America is in a real mess right now, and it’s only going to get worse. Virtually all U.S. economists predict a major recession in 2023. There are already many headlines about layoffs at places like Twitter and Facebook. However, mobile home park collections are still strong, demand for homes has never been higher, and defaults on mobile home mortgages are still at around 5% or less. So how come mobile home park residents don’t seem to be struggling while many other Americans are? The answer lies in the facts and figures regarding employment.
A huge percentage of mobile home park residents are retired
Nobody knows the exact figure, but it’s a safe bet that around 50% of mobile home park residents are retired. In some properties it’s even higher. This is a group that feels no pain when the economy enters recession and layoffs begin. And that’s always been a strength of the mobile home park business and was most apparent during the 2020 to 2021 lockdowns where a huge amount of residents kept paying as normal because they didn’t go to work anyway. As many seniors elect to sell their home, downsize, and move into a park, they bring with them true contrarian resistance to the economy pitfalls.
Mobile home park residents are in mostly “essential” industries
Another lesson learned during the pandemic was that mobile home park residents are mostly engaged in “essential” industries that the government refuses to let be shut down. But that transcends simply bureaucratic doctrine. These are the businesses that make America function and without their labor there would be no way to eat, drive, and have basic functioning utilities. Because of this importance, these are probably the last job sectors that would ever suffer from layoffs or downsizing.
Based on current statistics these are the strongest segments of employment in the U.S.
Recent employment statistics show the following as the most in-demand jobs based on job postings:
- Retail salespeople
- Customer service representatives
- Freight, stock and material movers
- Truck drivers
- Sales representatives
- Home health aides
Those read like the A,B,C’s of typical park resident employment.
And the forward projections are just as favorable
And then there is the forward looking projections for employment demand in the years ahead. This includes the top industries of:
- Food preparation
- Food servers
- Personal care aides
- Restaurant cooks
This is literally the sweet spot of mobile home park employment, as the #1 most prevalent industry for mobile home park residents is fast food. In the end, that’s exactly where you want to be in a modern America.
Even thought these jobs don’t pay a lot, living in mobile home parks doesn’t cost a lot
Of course, some will say “well, those industries don’t pay much” and that’s true. However, mobile home park lot rents don’t cost much, either. Whie the average apartment rent in the U.S. is $2,000 per month, the average mobile home park lot rent is only around $300 per month. That means that while people who work in the industries would be hard-pressed to pay their apartment rent, they have no trouble holding their mobile home park housing cost to around 30% of their total income, including those who only make minimum wage. And that means that mobile home park residents are one of the most financially solid groups in the American labor market.

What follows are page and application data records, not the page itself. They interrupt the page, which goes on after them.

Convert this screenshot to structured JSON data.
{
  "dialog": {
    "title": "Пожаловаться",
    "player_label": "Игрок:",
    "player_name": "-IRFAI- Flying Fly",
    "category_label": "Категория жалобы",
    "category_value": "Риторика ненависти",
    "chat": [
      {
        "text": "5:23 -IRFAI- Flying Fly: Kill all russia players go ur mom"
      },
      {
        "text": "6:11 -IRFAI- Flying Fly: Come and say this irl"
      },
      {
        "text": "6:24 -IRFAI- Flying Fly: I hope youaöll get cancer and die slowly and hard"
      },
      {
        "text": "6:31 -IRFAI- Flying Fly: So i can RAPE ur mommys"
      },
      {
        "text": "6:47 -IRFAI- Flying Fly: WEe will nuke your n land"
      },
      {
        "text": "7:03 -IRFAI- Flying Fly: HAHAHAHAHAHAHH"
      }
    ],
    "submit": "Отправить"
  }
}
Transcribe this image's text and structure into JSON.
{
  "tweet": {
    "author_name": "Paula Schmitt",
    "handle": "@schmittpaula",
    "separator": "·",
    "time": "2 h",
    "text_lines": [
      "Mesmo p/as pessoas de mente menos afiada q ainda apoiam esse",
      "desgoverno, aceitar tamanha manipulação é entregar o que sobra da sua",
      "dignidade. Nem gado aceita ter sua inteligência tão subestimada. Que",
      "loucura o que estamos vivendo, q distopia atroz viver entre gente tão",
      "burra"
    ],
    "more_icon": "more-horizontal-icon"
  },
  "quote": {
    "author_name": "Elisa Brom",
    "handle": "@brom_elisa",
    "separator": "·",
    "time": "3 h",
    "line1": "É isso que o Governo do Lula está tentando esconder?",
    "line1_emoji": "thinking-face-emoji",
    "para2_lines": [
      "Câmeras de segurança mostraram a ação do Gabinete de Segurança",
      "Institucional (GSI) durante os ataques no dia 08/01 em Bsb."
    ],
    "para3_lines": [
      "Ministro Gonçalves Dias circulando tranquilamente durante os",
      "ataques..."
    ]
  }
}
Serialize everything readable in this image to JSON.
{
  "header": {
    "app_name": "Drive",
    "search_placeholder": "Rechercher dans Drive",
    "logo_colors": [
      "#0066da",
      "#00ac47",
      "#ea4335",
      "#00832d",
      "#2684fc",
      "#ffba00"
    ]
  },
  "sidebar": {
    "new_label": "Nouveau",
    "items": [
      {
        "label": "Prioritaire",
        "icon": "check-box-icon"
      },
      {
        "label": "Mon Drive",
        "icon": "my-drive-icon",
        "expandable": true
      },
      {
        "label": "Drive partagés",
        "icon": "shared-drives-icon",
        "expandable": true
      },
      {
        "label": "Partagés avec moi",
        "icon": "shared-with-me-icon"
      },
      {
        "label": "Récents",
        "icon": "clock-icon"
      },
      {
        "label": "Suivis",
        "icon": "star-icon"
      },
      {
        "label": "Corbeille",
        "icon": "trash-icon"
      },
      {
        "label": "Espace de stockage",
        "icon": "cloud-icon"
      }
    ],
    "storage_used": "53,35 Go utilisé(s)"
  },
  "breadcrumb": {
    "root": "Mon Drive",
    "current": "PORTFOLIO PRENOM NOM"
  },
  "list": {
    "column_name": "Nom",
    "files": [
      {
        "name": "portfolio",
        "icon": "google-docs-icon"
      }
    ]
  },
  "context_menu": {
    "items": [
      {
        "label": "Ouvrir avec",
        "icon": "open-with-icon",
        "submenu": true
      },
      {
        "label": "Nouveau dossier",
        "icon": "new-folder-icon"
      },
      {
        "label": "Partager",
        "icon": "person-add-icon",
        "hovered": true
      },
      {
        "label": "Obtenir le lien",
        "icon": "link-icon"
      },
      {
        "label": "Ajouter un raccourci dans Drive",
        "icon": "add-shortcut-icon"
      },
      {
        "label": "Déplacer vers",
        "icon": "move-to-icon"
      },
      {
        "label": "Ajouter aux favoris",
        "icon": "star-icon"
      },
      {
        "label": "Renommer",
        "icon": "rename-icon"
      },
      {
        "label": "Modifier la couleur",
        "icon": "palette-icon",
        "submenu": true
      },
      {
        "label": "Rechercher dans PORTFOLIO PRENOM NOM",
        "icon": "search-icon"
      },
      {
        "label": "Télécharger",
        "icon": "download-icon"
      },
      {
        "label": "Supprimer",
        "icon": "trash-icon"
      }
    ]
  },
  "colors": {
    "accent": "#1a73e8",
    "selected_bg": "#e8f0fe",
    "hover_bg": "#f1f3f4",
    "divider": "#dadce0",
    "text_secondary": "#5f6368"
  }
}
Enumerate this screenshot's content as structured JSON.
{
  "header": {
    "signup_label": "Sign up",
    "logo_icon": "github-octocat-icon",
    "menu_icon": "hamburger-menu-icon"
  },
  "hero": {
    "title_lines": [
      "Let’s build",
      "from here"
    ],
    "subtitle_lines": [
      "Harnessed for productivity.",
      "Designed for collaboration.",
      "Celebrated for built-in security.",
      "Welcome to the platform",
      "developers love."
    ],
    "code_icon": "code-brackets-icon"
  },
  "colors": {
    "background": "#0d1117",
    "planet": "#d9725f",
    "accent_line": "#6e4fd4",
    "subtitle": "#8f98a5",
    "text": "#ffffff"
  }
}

Although the U.S. is almost certainly heading for a recession in 2023, mobile home park residents are one of the most recession-resistant groups you’ll find. This means that, despite layoffs and closures, mobile home park workers will continue to be in strong demand and able to pay the rent on time. And that’s exactly the customer base you want in 2023.
To learn more about this fascinating, contrarian industry, consider our Mobile Home Park Investor’s Boot Camp on January 13th to 15th. You will learn the correct way to identify, evaluate, negotiate, perform due diligence on, renegotiate, finance, turn-around and operate mobile home parks – and those are the skills you need to profitably participate in this intriguing alternative investing sector.